§ **What you should do**
Go through the data and count each line that has the string "title". Give that count alone.

§ **Supplied records**

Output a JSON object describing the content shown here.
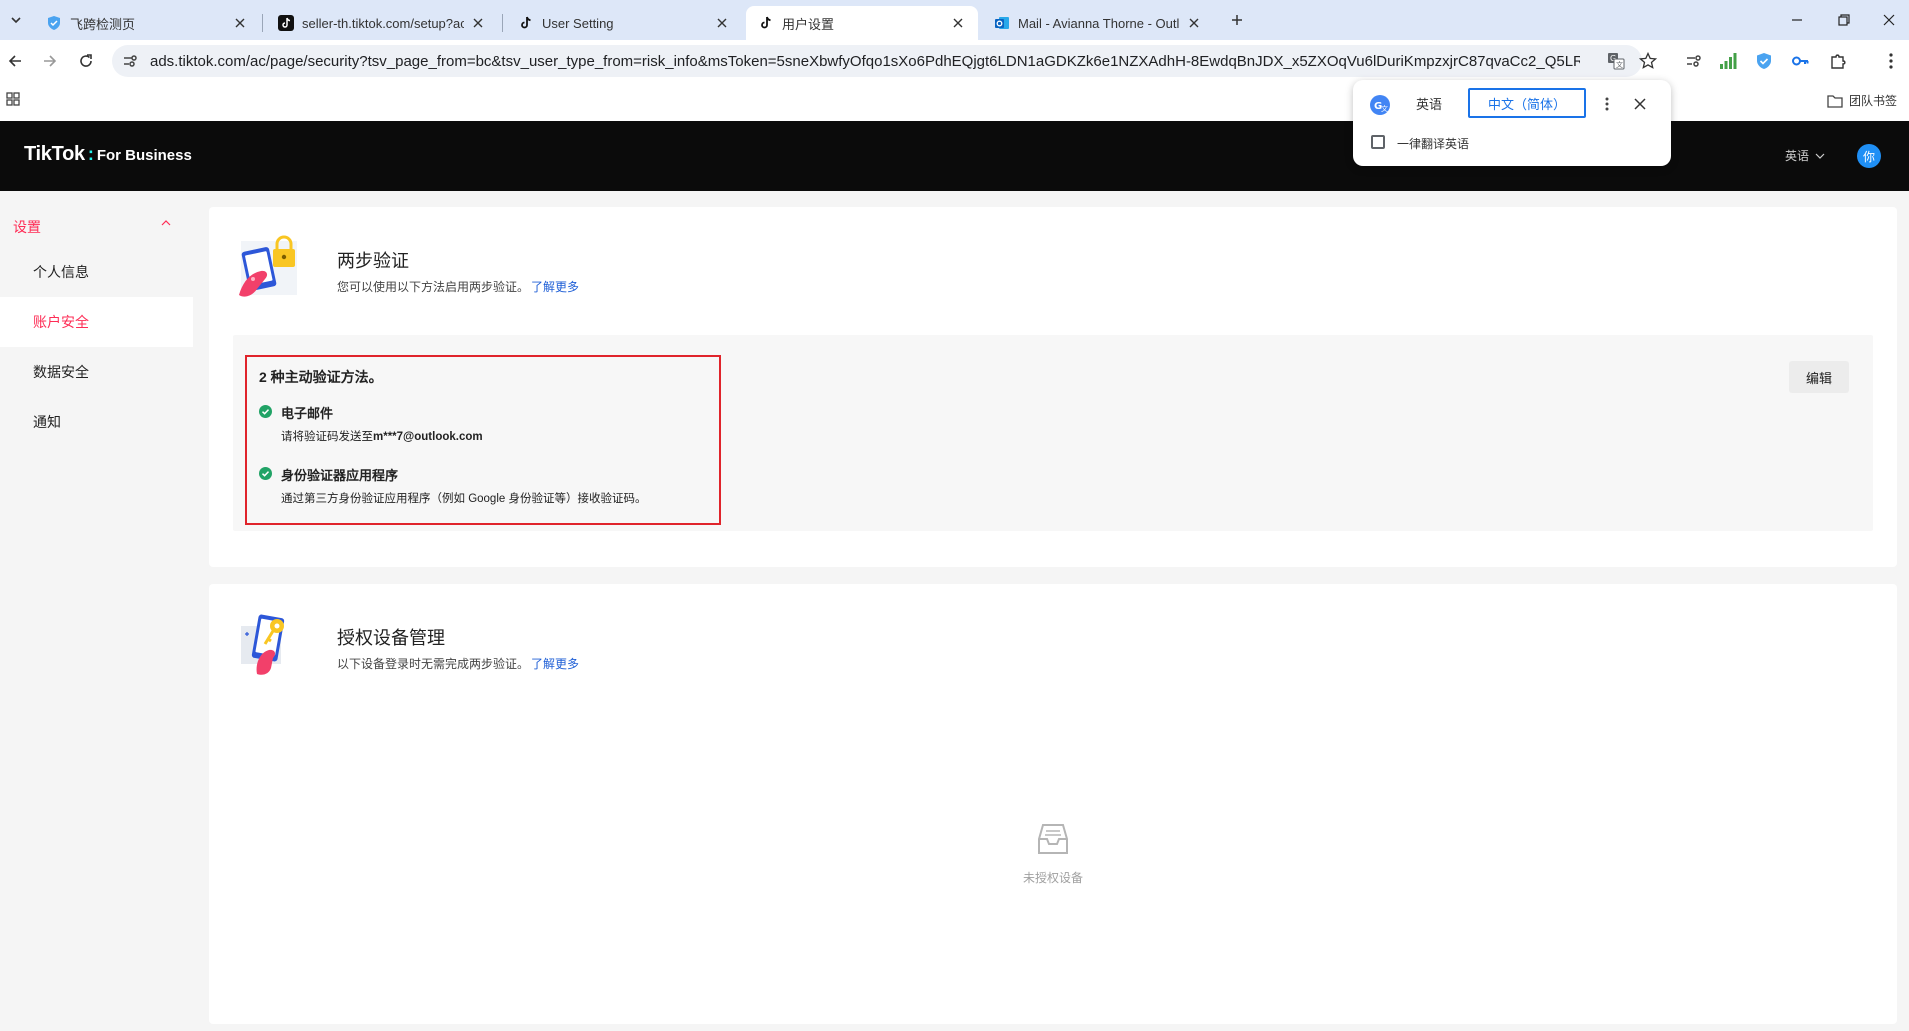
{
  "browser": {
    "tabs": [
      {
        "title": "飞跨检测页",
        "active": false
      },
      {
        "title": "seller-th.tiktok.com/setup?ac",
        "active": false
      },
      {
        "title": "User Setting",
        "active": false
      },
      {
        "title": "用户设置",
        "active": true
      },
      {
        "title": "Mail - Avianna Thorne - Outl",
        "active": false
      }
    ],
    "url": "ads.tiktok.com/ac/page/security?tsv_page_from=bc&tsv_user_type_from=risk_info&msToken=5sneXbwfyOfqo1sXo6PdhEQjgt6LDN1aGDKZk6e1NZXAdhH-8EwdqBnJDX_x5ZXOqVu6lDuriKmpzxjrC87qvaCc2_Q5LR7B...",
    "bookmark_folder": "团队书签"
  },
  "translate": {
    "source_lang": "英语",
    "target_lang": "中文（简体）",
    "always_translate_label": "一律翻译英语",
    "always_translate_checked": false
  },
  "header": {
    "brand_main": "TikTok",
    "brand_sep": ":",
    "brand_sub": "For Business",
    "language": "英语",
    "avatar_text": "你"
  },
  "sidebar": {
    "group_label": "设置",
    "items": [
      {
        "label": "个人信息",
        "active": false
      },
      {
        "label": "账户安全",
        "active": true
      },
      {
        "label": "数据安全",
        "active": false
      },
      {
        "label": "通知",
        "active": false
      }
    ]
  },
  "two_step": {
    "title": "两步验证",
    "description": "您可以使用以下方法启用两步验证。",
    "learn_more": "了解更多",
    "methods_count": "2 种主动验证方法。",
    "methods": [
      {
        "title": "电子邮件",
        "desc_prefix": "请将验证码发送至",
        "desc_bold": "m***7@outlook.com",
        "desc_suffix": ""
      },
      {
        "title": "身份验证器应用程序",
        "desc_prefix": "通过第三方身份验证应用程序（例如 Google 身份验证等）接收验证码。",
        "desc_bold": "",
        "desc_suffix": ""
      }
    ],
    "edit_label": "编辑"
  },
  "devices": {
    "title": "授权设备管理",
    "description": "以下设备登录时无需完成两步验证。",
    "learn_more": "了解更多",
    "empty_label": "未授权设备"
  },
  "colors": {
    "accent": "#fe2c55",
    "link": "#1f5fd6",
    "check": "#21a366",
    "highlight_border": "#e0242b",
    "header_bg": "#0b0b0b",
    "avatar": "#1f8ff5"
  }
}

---

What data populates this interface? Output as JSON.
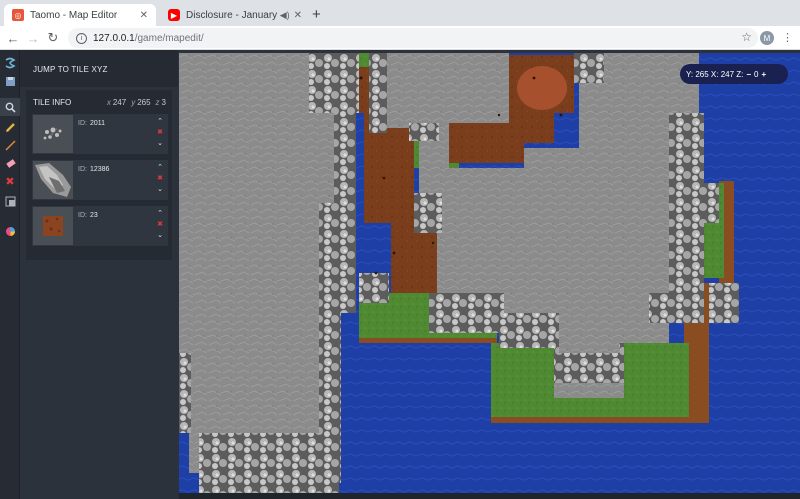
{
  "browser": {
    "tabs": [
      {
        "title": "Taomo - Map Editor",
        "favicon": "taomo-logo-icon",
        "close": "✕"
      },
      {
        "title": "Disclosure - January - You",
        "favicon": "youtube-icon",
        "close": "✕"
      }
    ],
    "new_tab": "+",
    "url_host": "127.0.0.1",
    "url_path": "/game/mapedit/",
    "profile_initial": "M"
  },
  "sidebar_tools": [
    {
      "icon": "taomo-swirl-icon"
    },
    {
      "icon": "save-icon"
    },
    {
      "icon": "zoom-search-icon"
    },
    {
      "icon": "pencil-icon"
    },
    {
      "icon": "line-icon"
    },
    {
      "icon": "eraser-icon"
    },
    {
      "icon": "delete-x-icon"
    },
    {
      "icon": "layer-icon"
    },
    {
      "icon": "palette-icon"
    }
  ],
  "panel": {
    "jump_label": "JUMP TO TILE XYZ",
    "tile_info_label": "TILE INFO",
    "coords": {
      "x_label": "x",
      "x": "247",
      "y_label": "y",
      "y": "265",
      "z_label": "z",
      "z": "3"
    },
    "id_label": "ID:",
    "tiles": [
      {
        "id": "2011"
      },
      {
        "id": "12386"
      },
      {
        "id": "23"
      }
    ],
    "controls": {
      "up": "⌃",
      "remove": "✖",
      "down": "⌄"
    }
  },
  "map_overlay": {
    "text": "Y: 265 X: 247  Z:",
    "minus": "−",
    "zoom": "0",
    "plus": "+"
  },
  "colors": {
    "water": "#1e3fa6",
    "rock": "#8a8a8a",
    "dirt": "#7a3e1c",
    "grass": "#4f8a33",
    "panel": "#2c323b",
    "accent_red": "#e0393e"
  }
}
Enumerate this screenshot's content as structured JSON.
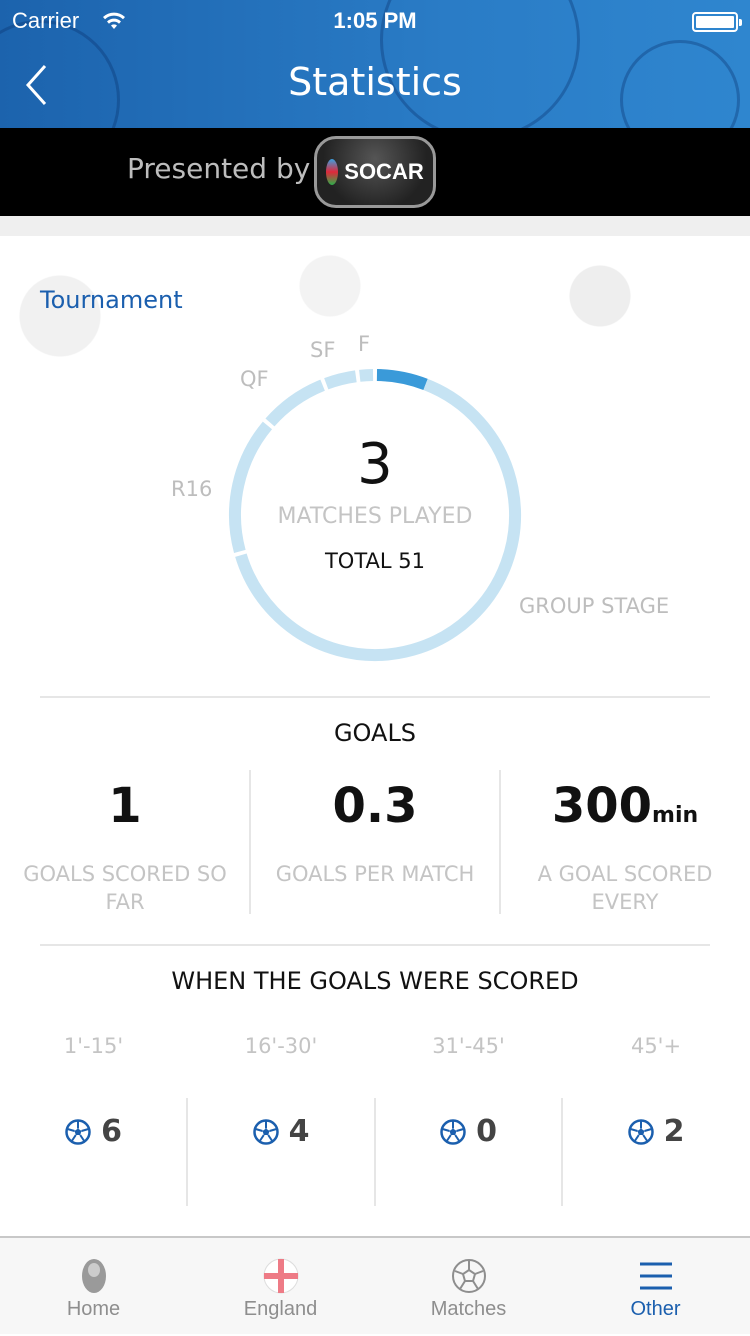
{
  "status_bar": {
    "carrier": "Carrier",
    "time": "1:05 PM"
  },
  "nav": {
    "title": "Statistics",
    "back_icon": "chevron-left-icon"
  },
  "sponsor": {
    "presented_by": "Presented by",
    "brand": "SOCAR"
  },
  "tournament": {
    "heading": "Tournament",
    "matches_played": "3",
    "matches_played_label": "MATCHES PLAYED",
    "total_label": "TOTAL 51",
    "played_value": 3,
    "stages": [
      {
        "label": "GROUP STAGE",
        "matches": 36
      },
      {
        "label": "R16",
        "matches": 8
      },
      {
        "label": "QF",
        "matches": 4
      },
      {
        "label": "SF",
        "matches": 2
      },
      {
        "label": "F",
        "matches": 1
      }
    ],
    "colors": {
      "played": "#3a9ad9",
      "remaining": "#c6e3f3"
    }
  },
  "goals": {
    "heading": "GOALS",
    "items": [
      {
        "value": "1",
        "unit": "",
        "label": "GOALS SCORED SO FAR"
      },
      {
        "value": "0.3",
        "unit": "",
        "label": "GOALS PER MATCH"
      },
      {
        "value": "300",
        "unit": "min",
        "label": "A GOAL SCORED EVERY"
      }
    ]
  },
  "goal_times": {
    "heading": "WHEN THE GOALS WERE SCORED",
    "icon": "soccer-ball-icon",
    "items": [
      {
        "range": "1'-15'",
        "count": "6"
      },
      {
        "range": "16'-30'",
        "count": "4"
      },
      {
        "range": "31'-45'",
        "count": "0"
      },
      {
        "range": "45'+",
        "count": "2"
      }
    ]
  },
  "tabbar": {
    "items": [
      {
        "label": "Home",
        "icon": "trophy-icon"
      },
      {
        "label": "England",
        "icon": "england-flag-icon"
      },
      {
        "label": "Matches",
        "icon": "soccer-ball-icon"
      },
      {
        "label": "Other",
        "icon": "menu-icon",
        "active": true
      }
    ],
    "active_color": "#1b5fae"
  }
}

§ **Response below**
12